Source information Start Marker

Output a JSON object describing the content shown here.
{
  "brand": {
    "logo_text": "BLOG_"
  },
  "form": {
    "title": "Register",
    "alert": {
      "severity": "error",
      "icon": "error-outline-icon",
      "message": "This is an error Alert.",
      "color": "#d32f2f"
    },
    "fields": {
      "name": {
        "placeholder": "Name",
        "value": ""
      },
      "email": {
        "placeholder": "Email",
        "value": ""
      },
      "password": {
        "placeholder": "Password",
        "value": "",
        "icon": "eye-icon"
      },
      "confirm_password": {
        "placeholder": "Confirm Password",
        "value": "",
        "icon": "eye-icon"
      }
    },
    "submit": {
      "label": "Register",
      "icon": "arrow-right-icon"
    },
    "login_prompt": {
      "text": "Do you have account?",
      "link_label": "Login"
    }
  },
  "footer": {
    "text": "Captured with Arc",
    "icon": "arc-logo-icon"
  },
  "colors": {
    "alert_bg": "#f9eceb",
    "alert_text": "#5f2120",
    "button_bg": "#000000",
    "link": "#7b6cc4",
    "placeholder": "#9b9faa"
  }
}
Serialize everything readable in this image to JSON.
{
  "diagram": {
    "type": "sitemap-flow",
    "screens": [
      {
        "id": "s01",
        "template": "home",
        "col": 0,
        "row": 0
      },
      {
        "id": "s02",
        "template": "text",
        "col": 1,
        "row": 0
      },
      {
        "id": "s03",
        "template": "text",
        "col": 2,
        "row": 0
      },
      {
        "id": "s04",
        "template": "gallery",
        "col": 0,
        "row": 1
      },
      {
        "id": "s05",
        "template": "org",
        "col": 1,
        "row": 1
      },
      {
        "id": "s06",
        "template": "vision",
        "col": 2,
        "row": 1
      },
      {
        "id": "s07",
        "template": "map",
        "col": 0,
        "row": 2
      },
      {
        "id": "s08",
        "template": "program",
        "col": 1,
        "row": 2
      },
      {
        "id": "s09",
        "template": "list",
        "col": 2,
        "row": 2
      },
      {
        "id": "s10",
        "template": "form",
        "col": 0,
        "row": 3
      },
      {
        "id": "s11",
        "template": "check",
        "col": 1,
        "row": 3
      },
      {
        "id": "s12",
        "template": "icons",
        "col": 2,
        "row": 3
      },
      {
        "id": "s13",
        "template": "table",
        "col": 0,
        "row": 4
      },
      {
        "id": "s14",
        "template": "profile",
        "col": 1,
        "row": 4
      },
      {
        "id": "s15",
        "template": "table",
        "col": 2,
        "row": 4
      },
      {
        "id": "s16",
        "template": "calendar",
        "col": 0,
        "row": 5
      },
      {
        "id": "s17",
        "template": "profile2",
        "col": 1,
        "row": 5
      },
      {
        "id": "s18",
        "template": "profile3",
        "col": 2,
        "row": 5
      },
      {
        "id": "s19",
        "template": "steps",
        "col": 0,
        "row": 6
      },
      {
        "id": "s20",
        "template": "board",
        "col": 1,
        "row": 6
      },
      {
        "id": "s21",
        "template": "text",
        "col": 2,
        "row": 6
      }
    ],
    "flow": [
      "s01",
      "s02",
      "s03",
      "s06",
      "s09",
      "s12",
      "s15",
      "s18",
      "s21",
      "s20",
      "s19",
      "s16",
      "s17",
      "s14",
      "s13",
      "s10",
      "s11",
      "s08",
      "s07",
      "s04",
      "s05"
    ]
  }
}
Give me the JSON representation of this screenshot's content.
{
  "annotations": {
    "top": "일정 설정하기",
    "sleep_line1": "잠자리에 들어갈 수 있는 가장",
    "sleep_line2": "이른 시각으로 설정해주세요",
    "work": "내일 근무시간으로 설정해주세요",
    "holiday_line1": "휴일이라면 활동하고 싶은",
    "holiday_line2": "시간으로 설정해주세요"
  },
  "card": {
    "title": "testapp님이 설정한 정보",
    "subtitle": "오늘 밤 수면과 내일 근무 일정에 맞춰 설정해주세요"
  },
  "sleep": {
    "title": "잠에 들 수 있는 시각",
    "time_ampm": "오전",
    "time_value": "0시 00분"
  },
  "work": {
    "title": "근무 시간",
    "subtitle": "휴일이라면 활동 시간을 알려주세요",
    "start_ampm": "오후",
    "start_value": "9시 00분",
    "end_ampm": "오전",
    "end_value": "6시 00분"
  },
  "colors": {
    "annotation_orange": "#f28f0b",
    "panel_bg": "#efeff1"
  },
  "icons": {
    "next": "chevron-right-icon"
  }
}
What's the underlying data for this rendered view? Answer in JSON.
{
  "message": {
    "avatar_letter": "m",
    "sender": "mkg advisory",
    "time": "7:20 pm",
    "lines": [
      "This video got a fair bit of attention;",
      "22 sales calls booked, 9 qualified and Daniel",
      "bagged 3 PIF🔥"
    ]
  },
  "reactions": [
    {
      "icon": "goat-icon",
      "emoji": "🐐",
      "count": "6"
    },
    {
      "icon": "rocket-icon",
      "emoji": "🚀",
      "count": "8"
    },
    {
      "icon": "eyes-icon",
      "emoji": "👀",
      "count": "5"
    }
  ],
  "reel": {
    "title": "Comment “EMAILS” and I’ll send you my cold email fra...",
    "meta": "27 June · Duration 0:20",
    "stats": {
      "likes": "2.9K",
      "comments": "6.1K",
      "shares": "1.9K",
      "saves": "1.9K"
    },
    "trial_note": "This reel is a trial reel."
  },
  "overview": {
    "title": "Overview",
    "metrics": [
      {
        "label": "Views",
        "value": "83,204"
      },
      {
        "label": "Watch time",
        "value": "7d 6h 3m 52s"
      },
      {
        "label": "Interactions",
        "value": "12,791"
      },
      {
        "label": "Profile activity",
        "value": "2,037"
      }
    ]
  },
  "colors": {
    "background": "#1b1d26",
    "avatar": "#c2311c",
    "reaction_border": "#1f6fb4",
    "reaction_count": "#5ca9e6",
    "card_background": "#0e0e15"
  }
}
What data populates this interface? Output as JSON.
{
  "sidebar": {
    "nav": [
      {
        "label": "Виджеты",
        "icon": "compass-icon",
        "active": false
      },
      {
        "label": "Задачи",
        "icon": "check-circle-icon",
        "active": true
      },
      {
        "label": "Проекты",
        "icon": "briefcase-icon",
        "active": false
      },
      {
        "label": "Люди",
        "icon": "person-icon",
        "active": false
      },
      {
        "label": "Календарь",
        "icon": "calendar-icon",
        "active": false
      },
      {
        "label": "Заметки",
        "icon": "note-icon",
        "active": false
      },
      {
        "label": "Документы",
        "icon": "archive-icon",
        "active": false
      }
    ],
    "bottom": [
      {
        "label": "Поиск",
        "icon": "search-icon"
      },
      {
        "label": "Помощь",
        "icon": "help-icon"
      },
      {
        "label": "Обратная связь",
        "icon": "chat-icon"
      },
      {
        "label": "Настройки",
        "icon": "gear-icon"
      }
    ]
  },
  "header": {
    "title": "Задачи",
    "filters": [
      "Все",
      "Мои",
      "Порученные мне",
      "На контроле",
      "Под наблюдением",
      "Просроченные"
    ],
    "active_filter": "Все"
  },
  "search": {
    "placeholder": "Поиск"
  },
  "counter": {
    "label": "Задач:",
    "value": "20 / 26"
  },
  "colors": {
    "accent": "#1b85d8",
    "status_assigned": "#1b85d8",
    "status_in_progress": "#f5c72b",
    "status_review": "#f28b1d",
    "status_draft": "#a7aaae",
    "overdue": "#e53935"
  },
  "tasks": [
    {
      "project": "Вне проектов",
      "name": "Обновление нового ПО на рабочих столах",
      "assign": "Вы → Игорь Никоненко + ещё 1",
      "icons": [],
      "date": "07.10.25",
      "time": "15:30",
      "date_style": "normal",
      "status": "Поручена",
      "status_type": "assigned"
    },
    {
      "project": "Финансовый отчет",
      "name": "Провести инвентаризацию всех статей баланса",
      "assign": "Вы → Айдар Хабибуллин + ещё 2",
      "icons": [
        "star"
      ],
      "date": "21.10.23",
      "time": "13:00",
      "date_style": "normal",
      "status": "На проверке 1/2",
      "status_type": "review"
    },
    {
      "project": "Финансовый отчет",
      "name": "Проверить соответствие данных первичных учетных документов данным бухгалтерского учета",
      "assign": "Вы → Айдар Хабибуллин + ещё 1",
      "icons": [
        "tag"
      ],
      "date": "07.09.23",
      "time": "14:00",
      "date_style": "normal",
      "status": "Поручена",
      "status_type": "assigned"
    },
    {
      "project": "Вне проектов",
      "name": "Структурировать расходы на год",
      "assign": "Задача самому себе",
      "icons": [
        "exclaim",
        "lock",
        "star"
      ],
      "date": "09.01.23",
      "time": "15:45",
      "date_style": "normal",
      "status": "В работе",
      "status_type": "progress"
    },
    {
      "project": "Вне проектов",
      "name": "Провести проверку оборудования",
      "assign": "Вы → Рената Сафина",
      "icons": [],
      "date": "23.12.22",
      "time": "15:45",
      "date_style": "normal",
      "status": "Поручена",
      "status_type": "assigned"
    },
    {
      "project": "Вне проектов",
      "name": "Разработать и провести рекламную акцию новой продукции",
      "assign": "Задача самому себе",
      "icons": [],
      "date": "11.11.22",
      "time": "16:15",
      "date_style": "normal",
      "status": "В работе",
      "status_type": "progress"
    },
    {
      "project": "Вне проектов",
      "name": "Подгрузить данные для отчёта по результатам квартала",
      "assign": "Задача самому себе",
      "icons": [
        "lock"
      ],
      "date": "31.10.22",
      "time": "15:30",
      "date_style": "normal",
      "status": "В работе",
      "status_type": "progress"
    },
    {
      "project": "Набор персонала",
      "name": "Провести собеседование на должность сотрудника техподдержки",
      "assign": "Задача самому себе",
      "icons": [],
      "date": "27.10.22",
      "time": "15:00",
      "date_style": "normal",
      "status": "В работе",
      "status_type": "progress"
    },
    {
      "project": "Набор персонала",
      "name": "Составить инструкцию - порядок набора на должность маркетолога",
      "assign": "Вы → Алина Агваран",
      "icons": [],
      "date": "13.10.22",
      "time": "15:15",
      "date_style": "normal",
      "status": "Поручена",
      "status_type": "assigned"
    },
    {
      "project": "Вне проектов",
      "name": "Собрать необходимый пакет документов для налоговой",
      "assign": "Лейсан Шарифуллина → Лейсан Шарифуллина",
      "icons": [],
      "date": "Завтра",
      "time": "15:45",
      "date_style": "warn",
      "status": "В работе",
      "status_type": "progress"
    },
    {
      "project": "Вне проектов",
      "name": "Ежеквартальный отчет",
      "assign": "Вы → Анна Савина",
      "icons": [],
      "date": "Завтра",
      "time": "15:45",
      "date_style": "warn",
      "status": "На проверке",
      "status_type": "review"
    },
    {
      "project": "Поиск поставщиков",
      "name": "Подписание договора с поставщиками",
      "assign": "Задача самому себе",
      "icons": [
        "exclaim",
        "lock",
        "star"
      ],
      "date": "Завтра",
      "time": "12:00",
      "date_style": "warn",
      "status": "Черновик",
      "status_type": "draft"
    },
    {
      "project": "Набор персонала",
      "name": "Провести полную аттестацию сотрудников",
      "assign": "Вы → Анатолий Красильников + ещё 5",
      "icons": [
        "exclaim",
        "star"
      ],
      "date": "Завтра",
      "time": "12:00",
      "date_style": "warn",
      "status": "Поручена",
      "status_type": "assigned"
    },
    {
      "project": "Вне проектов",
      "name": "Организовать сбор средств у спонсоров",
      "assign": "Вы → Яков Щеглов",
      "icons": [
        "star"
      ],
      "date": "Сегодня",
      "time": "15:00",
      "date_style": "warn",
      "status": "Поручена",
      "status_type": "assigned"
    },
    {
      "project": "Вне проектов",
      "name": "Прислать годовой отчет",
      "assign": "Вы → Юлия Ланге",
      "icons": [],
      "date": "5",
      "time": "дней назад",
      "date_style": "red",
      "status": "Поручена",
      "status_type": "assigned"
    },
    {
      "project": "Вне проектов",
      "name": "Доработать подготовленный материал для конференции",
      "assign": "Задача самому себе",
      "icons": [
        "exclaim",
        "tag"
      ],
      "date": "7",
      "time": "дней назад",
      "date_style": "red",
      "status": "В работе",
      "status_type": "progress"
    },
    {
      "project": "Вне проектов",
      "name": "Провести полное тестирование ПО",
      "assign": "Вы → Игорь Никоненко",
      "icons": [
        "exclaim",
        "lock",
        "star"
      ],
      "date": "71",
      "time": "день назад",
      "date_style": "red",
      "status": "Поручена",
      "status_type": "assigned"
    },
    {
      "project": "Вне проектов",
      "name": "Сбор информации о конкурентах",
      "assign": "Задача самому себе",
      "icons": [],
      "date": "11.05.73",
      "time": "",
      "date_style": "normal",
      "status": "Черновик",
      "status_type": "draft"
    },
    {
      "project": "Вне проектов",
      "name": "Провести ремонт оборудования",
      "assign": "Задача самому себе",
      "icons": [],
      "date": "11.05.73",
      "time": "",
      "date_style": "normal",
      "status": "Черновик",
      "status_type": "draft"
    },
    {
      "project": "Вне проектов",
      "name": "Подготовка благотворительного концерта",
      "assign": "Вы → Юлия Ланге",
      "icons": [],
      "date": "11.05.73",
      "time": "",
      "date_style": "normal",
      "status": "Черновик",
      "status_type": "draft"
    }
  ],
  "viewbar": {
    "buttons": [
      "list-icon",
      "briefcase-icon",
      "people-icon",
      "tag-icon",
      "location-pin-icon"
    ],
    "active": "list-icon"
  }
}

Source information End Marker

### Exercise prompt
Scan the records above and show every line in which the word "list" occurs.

### Reply to the task
        "template": "list",
      "list-icon",
    "active": "list-icon"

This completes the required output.